[Collected data entries]
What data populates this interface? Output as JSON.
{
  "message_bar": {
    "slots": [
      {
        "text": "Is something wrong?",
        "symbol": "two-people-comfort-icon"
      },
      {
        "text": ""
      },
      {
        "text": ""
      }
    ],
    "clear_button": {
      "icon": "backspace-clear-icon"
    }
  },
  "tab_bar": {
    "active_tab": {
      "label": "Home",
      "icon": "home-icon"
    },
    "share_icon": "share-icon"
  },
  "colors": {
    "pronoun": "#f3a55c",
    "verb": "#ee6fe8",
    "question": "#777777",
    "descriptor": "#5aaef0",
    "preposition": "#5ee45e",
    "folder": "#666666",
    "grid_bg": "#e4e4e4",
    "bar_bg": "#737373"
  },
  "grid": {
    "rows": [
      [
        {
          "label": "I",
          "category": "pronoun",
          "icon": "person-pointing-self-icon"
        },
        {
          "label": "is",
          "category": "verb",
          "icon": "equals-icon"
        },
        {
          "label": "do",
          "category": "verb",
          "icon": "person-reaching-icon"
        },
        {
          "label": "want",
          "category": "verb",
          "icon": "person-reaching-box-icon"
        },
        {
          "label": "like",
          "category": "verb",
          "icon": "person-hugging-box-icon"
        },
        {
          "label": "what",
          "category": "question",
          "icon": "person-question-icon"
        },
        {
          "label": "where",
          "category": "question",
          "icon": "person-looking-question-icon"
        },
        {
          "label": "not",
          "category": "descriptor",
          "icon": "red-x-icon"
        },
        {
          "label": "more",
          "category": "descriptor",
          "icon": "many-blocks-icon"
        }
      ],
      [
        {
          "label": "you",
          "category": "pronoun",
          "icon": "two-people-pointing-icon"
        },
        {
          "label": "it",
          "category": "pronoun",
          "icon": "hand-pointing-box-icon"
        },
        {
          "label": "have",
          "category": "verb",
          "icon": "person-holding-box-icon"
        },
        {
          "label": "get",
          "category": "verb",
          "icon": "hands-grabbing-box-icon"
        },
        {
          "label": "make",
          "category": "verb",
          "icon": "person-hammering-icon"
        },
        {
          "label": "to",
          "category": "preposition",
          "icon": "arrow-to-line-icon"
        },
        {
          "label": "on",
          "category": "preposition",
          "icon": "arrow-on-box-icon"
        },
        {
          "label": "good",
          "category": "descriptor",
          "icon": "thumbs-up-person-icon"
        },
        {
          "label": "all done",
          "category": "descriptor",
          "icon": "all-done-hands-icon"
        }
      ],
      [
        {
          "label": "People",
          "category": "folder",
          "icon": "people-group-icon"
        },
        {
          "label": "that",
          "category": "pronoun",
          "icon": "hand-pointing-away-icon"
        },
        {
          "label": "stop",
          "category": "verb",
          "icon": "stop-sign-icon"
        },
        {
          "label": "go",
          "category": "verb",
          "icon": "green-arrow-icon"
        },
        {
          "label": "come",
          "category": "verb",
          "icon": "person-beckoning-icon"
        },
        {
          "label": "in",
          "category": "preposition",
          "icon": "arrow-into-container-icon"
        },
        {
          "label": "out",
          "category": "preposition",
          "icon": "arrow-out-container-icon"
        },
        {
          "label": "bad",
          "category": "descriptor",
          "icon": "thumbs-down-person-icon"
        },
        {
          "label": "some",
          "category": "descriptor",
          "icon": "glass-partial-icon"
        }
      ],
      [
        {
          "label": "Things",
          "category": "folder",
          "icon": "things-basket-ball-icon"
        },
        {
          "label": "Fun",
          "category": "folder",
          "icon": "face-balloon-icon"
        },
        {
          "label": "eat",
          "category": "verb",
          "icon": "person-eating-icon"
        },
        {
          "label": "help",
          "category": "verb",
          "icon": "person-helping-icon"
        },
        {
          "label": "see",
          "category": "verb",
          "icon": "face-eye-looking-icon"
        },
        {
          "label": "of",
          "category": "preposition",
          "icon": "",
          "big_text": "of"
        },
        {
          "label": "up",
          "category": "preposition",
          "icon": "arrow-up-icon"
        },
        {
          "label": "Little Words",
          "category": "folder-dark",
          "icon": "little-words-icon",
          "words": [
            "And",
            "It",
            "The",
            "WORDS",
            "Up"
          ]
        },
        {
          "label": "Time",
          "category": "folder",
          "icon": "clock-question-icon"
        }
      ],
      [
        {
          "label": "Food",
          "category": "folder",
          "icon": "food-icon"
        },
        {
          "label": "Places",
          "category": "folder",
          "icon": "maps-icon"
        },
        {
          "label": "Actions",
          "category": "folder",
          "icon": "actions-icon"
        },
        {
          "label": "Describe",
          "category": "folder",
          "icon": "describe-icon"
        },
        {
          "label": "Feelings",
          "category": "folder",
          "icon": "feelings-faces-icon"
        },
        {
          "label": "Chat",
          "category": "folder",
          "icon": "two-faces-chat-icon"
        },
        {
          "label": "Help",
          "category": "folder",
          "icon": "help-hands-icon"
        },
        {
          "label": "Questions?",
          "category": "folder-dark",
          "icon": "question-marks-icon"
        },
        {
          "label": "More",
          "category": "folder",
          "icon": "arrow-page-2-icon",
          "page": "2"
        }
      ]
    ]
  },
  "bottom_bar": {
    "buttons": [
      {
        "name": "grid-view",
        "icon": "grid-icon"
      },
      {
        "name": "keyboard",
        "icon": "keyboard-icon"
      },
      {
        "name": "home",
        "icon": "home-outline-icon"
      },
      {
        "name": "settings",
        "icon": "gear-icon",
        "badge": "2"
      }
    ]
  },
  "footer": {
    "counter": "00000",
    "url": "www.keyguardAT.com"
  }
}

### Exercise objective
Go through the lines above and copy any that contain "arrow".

### Solution
          "icon": "arrow-to-line-icon"
          "icon": "arrow-on-box-icon"
          "icon": "green-arrow-icon"
          "icon": "arrow-into-container-icon"
          "icon": "arrow-out-container-icon"
          "icon": "arrow-up-icon"
          "icon": "arrow-page-2-icon",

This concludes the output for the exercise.